*PROBLEM*: Search the data for the string "image" and extract every line where it appears.

+ + +

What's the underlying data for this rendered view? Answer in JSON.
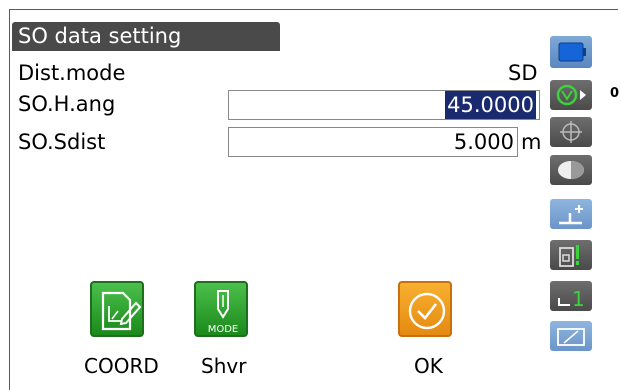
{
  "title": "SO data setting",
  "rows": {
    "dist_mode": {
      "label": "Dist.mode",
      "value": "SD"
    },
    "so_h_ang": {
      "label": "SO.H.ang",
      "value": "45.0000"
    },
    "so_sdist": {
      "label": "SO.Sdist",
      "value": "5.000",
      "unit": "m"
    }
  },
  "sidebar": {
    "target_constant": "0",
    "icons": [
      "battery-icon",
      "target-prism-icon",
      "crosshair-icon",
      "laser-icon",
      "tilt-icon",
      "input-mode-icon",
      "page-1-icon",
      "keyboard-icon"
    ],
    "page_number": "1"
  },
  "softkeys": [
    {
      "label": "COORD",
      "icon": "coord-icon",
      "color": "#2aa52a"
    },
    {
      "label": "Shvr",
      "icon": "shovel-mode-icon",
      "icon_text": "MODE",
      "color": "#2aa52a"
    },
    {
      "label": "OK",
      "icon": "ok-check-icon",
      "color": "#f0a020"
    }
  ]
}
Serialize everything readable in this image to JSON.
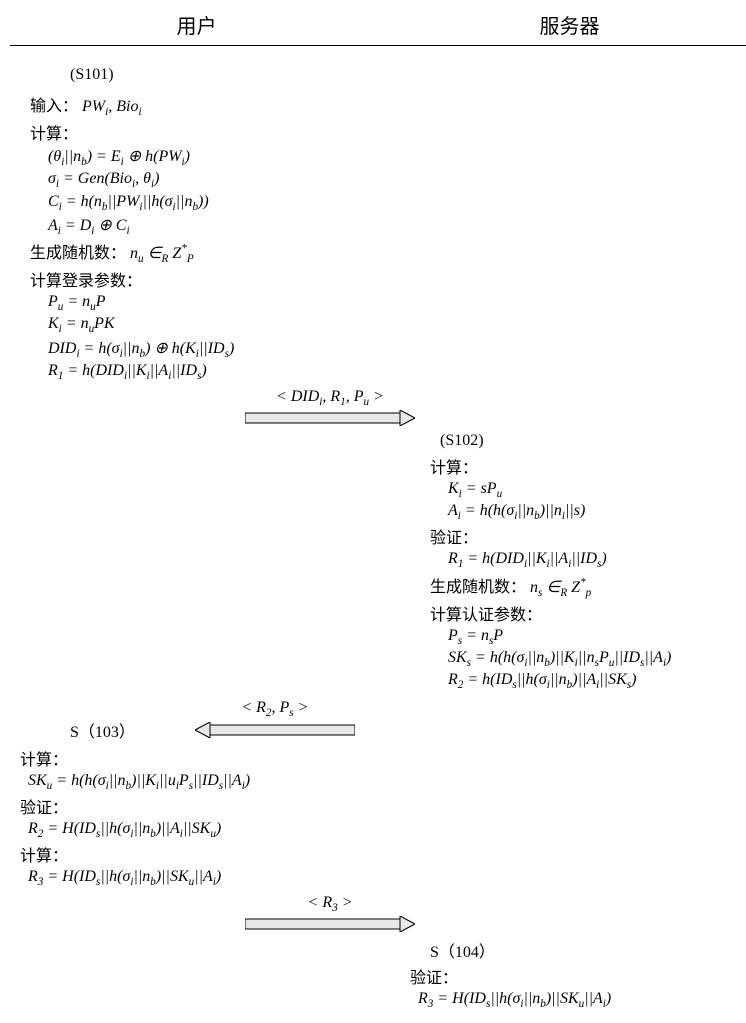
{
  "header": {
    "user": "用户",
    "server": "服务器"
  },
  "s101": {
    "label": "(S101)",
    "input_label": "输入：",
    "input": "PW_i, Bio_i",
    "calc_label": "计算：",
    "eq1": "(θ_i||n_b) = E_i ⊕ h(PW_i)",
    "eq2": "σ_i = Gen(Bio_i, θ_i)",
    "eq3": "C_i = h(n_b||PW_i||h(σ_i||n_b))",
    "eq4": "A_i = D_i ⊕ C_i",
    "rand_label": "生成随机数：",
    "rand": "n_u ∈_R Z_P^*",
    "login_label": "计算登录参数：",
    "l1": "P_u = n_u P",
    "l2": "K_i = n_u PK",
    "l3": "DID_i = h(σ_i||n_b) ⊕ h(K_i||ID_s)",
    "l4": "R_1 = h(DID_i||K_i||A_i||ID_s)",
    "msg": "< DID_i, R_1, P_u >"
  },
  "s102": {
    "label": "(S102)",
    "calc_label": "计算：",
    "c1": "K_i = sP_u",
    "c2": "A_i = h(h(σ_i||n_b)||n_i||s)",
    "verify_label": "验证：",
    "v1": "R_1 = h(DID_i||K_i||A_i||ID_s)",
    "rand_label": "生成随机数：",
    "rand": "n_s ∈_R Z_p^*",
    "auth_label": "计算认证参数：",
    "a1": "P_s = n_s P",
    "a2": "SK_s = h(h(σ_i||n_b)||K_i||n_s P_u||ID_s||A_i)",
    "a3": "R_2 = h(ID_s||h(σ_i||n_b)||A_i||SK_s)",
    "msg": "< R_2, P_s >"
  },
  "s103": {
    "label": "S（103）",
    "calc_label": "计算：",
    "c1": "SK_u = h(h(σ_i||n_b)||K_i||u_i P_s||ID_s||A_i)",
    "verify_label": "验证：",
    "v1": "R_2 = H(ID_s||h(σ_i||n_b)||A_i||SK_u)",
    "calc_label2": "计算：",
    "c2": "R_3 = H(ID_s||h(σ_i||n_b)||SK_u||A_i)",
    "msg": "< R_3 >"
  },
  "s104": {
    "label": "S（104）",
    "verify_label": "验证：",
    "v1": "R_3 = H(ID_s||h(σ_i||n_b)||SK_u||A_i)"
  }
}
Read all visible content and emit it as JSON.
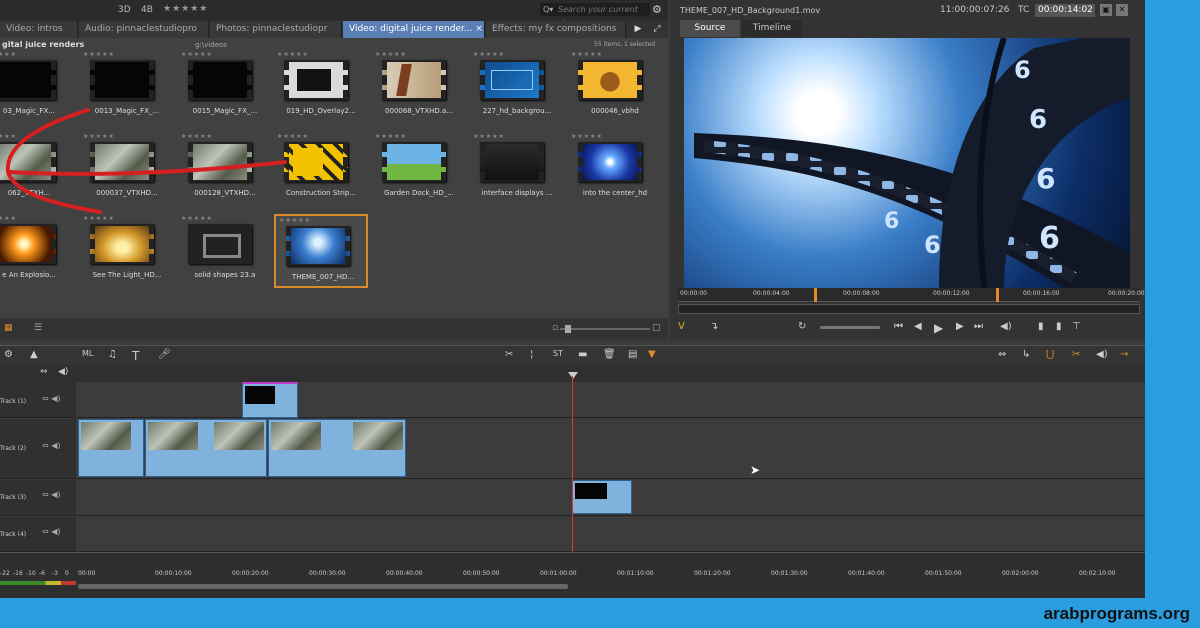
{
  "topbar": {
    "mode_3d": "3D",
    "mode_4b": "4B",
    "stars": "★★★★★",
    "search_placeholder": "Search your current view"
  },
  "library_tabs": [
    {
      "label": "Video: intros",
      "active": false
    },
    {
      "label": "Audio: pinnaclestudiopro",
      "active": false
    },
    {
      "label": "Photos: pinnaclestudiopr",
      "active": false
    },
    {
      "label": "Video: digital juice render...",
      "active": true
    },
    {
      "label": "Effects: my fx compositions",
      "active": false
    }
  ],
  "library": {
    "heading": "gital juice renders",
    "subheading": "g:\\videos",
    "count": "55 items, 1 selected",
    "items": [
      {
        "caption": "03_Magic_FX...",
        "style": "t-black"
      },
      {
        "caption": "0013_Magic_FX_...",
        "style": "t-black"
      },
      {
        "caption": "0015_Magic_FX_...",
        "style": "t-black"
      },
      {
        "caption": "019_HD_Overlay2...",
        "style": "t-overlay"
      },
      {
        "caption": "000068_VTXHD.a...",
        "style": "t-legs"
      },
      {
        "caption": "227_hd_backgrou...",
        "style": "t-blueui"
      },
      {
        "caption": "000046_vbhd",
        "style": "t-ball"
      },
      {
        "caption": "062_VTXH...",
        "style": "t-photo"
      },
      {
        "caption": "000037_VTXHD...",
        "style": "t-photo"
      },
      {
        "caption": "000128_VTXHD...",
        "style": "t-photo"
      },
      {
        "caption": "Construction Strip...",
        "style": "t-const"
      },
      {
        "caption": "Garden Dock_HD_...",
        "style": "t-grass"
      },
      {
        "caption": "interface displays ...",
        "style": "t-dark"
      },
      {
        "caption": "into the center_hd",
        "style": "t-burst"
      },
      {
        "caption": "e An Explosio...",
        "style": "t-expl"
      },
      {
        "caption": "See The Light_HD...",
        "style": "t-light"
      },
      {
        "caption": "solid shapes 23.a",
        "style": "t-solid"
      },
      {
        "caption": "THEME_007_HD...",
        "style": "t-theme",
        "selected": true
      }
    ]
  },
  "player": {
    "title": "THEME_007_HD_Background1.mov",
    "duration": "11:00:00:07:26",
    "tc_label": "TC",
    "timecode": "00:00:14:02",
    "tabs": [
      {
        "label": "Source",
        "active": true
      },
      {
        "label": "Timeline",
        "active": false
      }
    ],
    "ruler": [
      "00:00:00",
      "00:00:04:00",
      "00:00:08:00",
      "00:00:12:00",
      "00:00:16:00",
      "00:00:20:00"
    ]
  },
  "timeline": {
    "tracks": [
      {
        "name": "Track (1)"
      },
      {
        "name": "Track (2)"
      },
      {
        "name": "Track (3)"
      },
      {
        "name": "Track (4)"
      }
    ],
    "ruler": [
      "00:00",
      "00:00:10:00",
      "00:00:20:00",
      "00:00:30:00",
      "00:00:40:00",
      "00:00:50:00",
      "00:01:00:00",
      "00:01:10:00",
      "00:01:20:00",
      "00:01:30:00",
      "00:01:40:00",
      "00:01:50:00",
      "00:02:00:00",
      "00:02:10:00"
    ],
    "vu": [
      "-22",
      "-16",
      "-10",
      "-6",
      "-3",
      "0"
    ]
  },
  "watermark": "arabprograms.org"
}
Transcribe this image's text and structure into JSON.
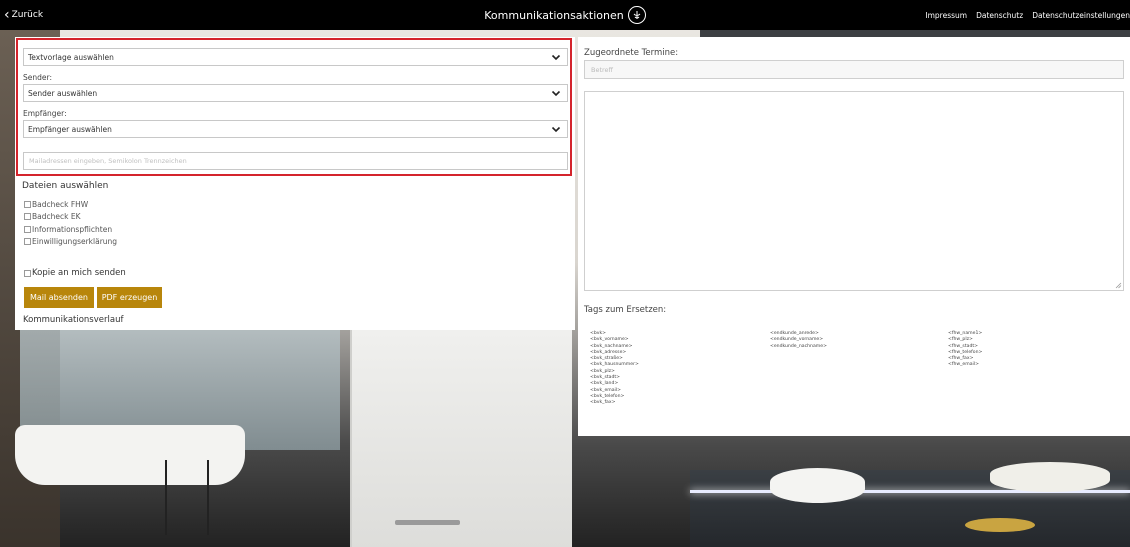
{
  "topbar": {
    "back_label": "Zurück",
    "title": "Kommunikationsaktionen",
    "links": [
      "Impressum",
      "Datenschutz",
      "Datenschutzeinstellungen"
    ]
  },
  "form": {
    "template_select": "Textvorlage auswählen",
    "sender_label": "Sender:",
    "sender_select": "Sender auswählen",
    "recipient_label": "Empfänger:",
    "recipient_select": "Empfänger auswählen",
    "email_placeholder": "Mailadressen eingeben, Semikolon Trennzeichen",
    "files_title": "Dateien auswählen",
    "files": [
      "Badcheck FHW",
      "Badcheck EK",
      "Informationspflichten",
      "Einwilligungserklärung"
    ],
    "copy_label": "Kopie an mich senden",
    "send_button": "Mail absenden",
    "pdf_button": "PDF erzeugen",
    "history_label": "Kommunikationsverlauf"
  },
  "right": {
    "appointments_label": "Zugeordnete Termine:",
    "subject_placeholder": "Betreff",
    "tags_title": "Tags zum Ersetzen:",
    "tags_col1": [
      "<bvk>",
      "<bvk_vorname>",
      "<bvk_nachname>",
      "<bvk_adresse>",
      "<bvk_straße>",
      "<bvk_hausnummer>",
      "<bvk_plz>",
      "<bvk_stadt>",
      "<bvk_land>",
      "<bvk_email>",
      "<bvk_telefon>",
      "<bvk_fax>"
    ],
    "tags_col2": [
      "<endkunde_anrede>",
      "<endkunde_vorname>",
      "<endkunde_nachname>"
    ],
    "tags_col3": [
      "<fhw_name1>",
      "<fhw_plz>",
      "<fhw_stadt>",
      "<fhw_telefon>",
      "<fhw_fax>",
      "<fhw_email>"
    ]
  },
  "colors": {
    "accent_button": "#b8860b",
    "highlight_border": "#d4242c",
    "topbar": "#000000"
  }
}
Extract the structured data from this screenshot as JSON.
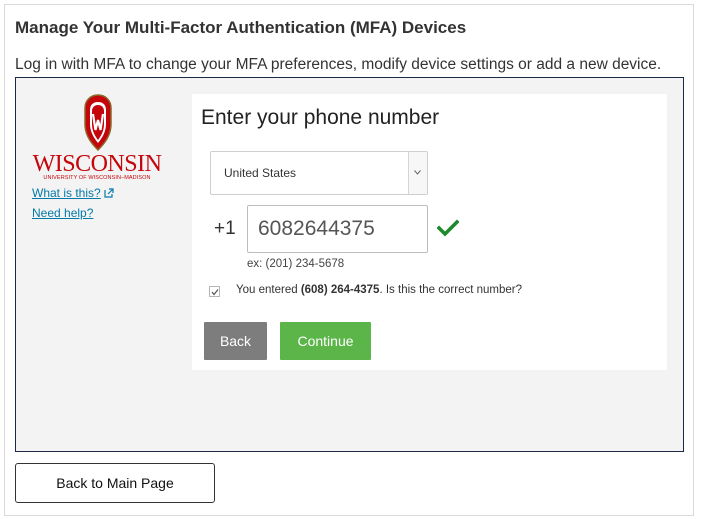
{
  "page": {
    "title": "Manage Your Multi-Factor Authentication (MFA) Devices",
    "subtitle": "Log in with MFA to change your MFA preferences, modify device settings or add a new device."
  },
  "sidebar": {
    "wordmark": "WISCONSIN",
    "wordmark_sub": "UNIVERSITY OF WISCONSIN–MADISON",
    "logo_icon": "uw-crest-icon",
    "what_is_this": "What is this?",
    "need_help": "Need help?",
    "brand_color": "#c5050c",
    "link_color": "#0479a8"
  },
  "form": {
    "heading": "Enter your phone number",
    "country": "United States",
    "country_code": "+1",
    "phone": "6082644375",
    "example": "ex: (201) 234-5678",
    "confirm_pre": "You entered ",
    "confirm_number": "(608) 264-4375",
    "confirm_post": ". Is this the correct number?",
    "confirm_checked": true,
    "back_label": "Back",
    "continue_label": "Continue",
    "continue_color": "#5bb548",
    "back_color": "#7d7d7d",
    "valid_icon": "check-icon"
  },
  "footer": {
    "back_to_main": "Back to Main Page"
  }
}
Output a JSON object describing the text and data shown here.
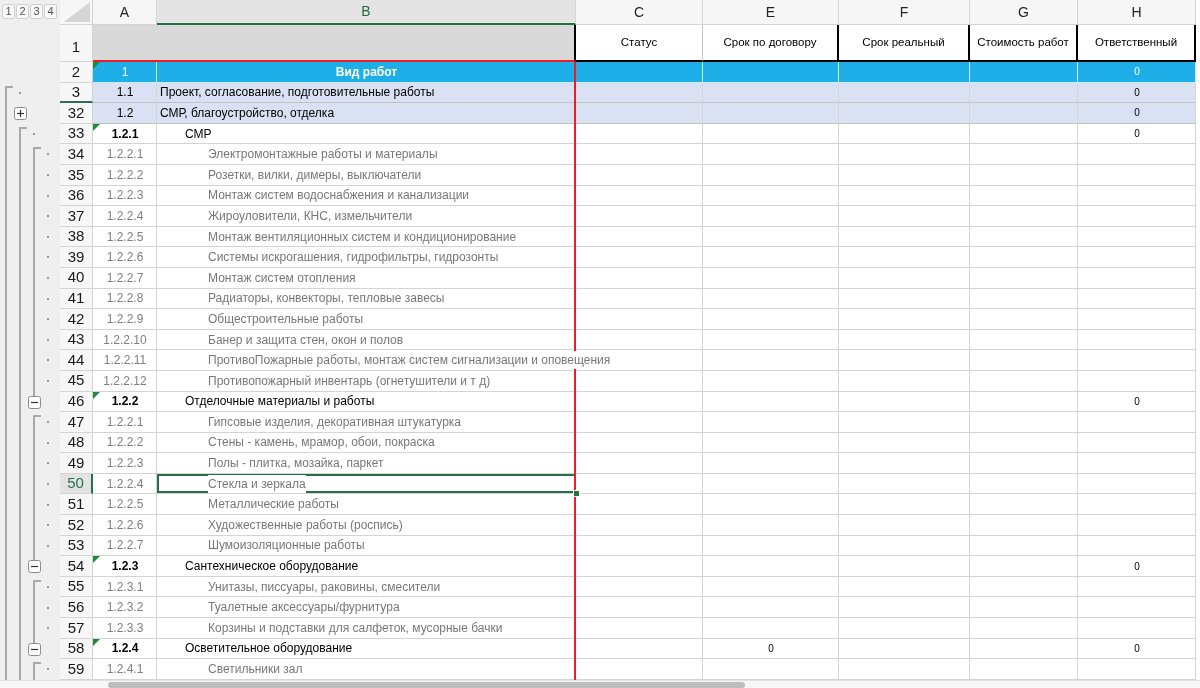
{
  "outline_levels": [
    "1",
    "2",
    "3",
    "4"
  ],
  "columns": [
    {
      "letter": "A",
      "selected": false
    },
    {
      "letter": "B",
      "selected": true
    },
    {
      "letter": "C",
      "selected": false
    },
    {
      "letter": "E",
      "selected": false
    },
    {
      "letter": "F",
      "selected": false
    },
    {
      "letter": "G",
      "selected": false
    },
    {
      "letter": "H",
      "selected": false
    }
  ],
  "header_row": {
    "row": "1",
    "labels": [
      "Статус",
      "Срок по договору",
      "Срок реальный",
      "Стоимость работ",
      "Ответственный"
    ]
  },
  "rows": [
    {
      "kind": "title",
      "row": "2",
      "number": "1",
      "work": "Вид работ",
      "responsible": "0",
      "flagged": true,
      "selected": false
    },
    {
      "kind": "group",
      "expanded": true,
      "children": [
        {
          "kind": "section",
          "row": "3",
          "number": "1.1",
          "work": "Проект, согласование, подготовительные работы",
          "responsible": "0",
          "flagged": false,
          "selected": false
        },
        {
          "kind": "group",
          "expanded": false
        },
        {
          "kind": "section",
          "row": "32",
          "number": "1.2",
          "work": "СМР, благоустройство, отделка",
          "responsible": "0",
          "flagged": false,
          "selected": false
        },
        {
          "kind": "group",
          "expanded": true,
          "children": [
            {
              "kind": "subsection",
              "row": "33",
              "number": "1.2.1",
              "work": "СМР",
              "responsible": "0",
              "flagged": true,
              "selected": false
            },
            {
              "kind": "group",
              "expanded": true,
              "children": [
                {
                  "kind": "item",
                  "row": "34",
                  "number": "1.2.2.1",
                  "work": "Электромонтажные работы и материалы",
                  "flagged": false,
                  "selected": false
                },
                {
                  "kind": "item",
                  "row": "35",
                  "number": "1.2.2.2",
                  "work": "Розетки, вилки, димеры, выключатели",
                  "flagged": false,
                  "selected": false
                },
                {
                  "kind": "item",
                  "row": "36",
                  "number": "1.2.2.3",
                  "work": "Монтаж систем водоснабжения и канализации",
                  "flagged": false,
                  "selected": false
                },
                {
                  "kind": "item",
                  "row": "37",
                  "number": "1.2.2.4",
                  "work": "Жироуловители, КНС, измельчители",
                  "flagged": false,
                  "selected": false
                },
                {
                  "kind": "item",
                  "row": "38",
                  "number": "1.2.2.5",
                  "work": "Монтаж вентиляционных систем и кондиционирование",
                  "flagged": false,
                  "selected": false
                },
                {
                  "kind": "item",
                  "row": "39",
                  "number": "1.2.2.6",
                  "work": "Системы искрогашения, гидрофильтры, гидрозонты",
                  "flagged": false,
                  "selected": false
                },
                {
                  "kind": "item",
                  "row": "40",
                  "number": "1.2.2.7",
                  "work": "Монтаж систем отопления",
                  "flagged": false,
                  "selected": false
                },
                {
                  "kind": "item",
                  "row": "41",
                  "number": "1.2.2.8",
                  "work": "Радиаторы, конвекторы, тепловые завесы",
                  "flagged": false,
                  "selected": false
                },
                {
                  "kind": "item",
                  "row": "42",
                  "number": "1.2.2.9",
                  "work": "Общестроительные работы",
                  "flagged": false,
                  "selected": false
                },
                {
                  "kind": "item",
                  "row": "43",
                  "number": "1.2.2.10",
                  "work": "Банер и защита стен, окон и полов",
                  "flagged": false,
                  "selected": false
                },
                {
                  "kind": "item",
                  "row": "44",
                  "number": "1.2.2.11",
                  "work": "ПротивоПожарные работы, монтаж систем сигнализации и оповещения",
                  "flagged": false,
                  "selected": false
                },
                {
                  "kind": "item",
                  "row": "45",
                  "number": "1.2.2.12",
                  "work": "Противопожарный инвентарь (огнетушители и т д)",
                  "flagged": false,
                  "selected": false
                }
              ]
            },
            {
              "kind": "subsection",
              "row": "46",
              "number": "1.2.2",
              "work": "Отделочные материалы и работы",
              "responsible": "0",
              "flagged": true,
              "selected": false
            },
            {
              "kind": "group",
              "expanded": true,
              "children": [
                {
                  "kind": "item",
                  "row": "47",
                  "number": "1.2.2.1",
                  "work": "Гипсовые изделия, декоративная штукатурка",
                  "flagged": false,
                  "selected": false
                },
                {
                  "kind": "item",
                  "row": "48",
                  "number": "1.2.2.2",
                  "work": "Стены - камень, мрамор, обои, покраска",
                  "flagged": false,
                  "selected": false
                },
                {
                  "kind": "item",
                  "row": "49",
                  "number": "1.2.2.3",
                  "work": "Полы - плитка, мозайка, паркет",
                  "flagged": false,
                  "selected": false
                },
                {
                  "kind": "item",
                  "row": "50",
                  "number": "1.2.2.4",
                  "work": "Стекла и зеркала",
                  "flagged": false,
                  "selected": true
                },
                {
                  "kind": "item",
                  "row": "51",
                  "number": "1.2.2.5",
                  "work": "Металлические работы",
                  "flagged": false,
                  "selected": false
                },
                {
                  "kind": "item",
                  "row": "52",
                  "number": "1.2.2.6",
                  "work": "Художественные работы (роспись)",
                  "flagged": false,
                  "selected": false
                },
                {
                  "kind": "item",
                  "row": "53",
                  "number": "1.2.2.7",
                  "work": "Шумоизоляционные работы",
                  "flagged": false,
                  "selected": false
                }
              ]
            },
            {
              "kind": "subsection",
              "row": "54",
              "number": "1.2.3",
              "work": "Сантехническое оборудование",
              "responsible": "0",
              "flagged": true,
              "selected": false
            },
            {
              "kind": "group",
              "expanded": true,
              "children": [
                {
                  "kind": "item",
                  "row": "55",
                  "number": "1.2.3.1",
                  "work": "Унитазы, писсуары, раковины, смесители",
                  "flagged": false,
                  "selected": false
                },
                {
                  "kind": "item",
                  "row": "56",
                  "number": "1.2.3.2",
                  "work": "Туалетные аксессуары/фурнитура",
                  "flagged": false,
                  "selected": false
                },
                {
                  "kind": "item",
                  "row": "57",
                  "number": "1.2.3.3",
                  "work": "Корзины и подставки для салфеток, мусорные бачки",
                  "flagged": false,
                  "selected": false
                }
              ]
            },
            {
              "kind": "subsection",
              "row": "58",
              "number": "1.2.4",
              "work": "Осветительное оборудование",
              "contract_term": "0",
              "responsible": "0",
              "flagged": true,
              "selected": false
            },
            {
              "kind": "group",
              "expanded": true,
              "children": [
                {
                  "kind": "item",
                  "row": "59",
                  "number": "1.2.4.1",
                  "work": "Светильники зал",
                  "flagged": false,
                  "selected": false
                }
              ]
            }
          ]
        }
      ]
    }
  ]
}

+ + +

*ANSWER TO THE EXERCISE*:
Serialize everything readable in this image to JSON.
Transcribe this image's text and structure into JSON.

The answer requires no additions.